Dataset excerpts
______________________________
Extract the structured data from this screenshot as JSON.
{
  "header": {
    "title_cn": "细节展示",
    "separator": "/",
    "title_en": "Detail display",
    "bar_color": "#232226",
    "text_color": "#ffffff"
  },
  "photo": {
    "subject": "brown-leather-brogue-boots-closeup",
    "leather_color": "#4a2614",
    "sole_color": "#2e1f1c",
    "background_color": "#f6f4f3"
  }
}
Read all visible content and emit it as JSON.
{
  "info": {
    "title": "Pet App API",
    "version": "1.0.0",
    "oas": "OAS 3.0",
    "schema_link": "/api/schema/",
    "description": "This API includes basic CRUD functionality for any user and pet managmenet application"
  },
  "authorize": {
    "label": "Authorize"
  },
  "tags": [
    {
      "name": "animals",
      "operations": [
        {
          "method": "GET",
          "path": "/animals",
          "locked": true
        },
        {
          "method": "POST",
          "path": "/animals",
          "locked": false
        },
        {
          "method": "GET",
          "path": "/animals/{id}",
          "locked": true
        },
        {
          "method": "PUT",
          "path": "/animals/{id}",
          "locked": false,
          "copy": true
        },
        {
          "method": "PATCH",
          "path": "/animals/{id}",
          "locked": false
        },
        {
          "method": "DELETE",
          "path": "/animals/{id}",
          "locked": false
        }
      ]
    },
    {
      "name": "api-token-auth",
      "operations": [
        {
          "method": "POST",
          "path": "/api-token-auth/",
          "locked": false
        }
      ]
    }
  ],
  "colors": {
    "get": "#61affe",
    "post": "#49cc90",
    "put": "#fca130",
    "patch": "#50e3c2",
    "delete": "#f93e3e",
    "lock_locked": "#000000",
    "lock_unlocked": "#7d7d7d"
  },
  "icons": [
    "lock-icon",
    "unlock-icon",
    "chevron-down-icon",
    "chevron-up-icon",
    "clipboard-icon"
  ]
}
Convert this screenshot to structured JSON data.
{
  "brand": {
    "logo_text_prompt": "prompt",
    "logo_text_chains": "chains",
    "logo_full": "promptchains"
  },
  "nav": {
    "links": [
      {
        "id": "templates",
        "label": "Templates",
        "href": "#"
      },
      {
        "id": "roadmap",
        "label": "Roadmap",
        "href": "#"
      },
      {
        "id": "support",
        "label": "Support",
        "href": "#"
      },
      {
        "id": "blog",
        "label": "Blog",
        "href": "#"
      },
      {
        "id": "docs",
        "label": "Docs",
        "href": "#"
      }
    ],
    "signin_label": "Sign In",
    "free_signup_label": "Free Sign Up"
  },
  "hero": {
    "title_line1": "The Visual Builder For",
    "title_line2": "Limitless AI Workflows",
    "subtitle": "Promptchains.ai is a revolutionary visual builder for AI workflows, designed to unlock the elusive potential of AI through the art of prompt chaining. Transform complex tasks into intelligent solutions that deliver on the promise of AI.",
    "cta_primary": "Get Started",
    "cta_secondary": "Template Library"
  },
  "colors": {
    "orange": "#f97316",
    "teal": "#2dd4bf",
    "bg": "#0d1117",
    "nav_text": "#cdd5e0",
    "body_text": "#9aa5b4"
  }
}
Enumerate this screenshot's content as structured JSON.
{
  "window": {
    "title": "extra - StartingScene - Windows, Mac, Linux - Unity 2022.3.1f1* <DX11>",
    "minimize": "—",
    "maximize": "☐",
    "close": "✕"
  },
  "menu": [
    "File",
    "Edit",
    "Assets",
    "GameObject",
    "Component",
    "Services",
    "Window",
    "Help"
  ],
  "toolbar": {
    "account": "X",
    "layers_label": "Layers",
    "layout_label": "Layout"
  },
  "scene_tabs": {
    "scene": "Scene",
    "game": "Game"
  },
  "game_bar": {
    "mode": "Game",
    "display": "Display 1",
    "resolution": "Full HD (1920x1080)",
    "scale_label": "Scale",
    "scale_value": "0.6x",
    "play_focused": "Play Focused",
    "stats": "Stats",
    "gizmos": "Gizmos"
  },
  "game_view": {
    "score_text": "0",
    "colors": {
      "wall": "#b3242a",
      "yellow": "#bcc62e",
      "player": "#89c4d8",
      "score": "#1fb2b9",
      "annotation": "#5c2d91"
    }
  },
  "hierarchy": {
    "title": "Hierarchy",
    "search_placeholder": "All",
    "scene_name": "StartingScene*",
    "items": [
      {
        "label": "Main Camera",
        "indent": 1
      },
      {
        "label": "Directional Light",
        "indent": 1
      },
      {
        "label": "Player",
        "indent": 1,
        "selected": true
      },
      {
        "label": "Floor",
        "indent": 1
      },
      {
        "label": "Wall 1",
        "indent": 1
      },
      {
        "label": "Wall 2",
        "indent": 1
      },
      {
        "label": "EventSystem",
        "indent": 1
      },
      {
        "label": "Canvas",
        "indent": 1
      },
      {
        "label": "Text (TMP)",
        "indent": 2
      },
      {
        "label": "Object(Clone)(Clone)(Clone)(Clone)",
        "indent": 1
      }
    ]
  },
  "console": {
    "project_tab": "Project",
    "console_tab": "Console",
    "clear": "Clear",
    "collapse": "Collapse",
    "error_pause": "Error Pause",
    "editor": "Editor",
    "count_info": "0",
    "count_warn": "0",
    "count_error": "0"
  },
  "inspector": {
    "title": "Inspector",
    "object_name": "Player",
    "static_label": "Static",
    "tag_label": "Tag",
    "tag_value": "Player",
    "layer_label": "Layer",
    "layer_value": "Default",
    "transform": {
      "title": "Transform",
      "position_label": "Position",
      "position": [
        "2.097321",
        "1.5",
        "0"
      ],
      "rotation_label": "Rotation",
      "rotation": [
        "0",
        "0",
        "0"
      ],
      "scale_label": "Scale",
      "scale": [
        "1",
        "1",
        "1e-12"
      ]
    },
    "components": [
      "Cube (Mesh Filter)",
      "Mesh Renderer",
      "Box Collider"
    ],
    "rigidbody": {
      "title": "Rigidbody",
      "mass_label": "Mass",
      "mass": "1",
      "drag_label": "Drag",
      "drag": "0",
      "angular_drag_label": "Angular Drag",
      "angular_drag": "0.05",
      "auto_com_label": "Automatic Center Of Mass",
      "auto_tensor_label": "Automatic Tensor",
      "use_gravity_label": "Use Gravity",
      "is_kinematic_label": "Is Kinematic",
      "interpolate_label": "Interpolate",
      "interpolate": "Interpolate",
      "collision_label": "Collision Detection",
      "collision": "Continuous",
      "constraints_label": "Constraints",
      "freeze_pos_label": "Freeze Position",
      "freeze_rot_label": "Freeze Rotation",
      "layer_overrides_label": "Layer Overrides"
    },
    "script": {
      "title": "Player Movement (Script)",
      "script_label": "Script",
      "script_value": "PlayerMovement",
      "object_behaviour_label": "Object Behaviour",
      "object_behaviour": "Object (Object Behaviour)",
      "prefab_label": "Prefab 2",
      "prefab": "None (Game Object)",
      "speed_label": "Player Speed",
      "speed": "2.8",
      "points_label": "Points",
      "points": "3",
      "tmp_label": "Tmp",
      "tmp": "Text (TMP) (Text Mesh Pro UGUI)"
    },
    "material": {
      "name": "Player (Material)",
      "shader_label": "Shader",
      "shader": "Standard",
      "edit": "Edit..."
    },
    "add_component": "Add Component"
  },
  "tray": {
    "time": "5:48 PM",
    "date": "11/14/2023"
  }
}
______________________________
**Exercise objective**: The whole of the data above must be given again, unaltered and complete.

**Result**:
Extract the structured data from this screenshot as JSON.
{
  "header": {
    "title_cn": "细节展示",
    "separator": "/",
    "title_en": "Detail display",
    "bar_color": "#232226",
    "text_color": "#ffffff"
  },
  "photo": {
    "subject": "brown-leather-brogue-boots-closeup",
    "leather_color": "#4a2614",
    "sole_color": "#2e1f1c",
    "background_color": "#f6f4f3"
  }
}
Read all visible content and emit it as JSON.
{
  "info": {
    "title": "Pet App API",
    "version": "1.0.0",
    "oas": "OAS 3.0",
    "schema_link": "/api/schema/",
    "description": "This API includes basic CRUD functionality for any user and pet managmenet application"
  },
  "authorize": {
    "label": "Authorize"
  },
  "tags": [
    {
      "name": "animals",
      "operations": [
        {
          "method": "GET",
          "path": "/animals",
          "locked": true
        },
        {
          "method": "POST",
          "path": "/animals",
          "locked": false
        },
        {
          "method": "GET",
          "path": "/animals/{id}",
          "locked": true
        },
        {
          "method": "PUT",
          "path": "/animals/{id}",
          "locked": false,
          "copy": true
        },
        {
          "method": "PATCH",
          "path": "/animals/{id}",
          "locked": false
        },
        {
          "method": "DELETE",
          "path": "/animals/{id}",
          "locked": false
        }
      ]
    },
    {
      "name": "api-token-auth",
      "operations": [
        {
          "method": "POST",
          "path": "/api-token-auth/",
          "locked": false
        }
      ]
    }
  ],
  "colors": {
    "get": "#61affe",
    "post": "#49cc90",
    "put": "#fca130",
    "patch": "#50e3c2",
    "delete": "#f93e3e",
    "lock_locked": "#000000",
    "lock_unlocked": "#7d7d7d"
  },
  "icons": [
    "lock-icon",
    "unlock-icon",
    "chevron-down-icon",
    "chevron-up-icon",
    "clipboard-icon"
  ]
}
Convert this screenshot to structured JSON data.
{
  "brand": {
    "logo_text_prompt": "prompt",
    "logo_text_chains": "chains",
    "logo_full": "promptchains"
  },
  "nav": {
    "links": [
      {
        "id": "templates",
        "label": "Templates",
        "href": "#"
      },
      {
        "id": "roadmap",
        "label": "Roadmap",
        "href": "#"
      },
      {
        "id": "support",
        "label": "Support",
        "href": "#"
      },
      {
        "id": "blog",
        "label": "Blog",
        "href": "#"
      },
      {
        "id": "docs",
        "label": "Docs",
        "href": "#"
      }
    ],
    "signin_label": "Sign In",
    "free_signup_label": "Free Sign Up"
  },
  "hero": {
    "title_line1": "The Visual Builder For",
    "title_line2": "Limitless AI Workflows",
    "subtitle": "Promptchains.ai is a revolutionary visual builder for AI workflows, designed to unlock the elusive potential of AI through the art of prompt chaining. Transform complex tasks into intelligent solutions that deliver on the promise of AI.",
    "cta_primary": "Get Started",
    "cta_secondary": "Template Library"
  },
  "colors": {
    "orange": "#f97316",
    "teal": "#2dd4bf",
    "bg": "#0d1117",
    "nav_text": "#cdd5e0",
    "body_text": "#9aa5b4"
  }
}
Enumerate this screenshot's content as structured JSON.
{
  "window": {
    "title": "extra - StartingScene - Windows, Mac, Linux - Unity 2022.3.1f1* <DX11>",
    "minimize": "—",
    "maximize": "☐",
    "close": "✕"
  },
  "menu": [
    "File",
    "Edit",
    "Assets",
    "GameObject",
    "Component",
    "Services",
    "Window",
    "Help"
  ],
  "toolbar": {
    "account": "X",
    "layers_label": "Layers",
    "layout_label": "Layout"
  },
  "scene_tabs": {
    "scene": "Scene",
    "game": "Game"
  },
  "game_bar": {
    "mode": "Game",
    "display": "Display 1",
    "resolution": "Full HD (1920x1080)",
    "scale_label": "Scale",
    "scale_value": "0.6x",
    "play_focused": "Play Focused",
    "stats": "Stats",
    "gizmos": "Gizmos"
  },
  "game_view": {
    "score_text": "0",
    "colors": {
      "wall": "#b3242a",
      "yellow": "#bcc62e",
      "player": "#89c4d8",
      "score": "#1fb2b9",
      "annotation": "#5c2d91"
    }
  },
  "hierarchy": {
    "title": "Hierarchy",
    "search_placeholder": "All",
    "scene_name": "StartingScene*",
    "items": [
      {
        "label": "Main Camera",
        "indent": 1
      },
      {
        "label": "Directional Light",
        "indent": 1
      },
      {
        "label": "Player",
        "indent": 1,
        "selected": true
      },
      {
        "label": "Floor",
        "indent": 1
      },
      {
        "label": "Wall 1",
        "indent": 1
      },
      {
        "label": "Wall 2",
        "indent": 1
      },
      {
        "label": "EventSystem",
        "indent": 1
      },
      {
        "label": "Canvas",
        "indent": 1
      },
      {
        "label": "Text (TMP)",
        "indent": 2
      },
      {
        "label": "Object(Clone)(Clone)(Clone)(Clone)",
        "indent": 1
      }
    ]
  },
  "console": {
    "project_tab": "Project",
    "console_tab": "Console",
    "clear": "Clear",
    "collapse": "Collapse",
    "error_pause": "Error Pause",
    "editor": "Editor",
    "count_info": "0",
    "count_warn": "0",
    "count_error": "0"
  },
  "inspector": {
    "title": "Inspector",
    "object_name": "Player",
    "static_label": "Static",
    "tag_label": "Tag",
    "tag_value": "Player",
    "layer_label": "Layer",
    "layer_value": "Default",
    "transform": {
      "title": "Transform",
      "position_label": "Position",
      "position": [
        "2.097321",
        "1.5",
        "0"
      ],
      "rotation_label": "Rotation",
      "rotation": [
        "0",
        "0",
        "0"
      ],
      "scale_label": "Scale",
      "scale": [
        "1",
        "1",
        "1e-12"
      ]
    },
    "components": [
      "Cube (Mesh Filter)",
      "Mesh Renderer",
      "Box Collider"
    ],
    "rigidbody": {
      "title": "Rigidbody",
      "mass_label": "Mass",
      "mass": "1",
      "drag_label": "Drag",
      "drag": "0",
      "angular_drag_label": "Angular Drag",
      "angular_drag": "0.05",
      "auto_com_label": "Automatic Center Of Mass",
      "auto_tensor_label": "Automatic Tensor",
      "use_gravity_label": "Use Gravity",
      "is_kinematic_label": "Is Kinematic",
      "interpolate_label": "Interpolate",
      "interpolate": "Interpolate",
      "collision_label": "Collision Detection",
      "collision": "Continuous",
      "constraints_label": "Constraints",
      "freeze_pos_label": "Freeze Position",
      "freeze_rot_label": "Freeze Rotation",
      "layer_overrides_label": "Layer Overrides"
    },
    "script": {
      "title": "Player Movement (Script)",
      "script_label": "Script",
      "script_value": "PlayerMovement",
      "object_behaviour_label": "Object Behaviour",
      "object_behaviour": "Object (Object Behaviour)",
      "prefab_label": "Prefab 2",
      "prefab": "None (Game Object)",
      "speed_label": "Player Speed",
      "speed": "2.8",
      "points_label": "Points",
      "points": "3",
      "tmp_label": "Tmp",
      "tmp": "Text (TMP) (Text Mesh Pro UGUI)"
    },
    "material": {
      "name": "Player (Material)",
      "shader_label": "Shader",
      "shader": "Standard",
      "edit": "Edit..."
    },
    "add_component": "Add Component"
  },
  "tray": {
    "time": "5:48 PM",
    "date": "11/14/2023"
  }
}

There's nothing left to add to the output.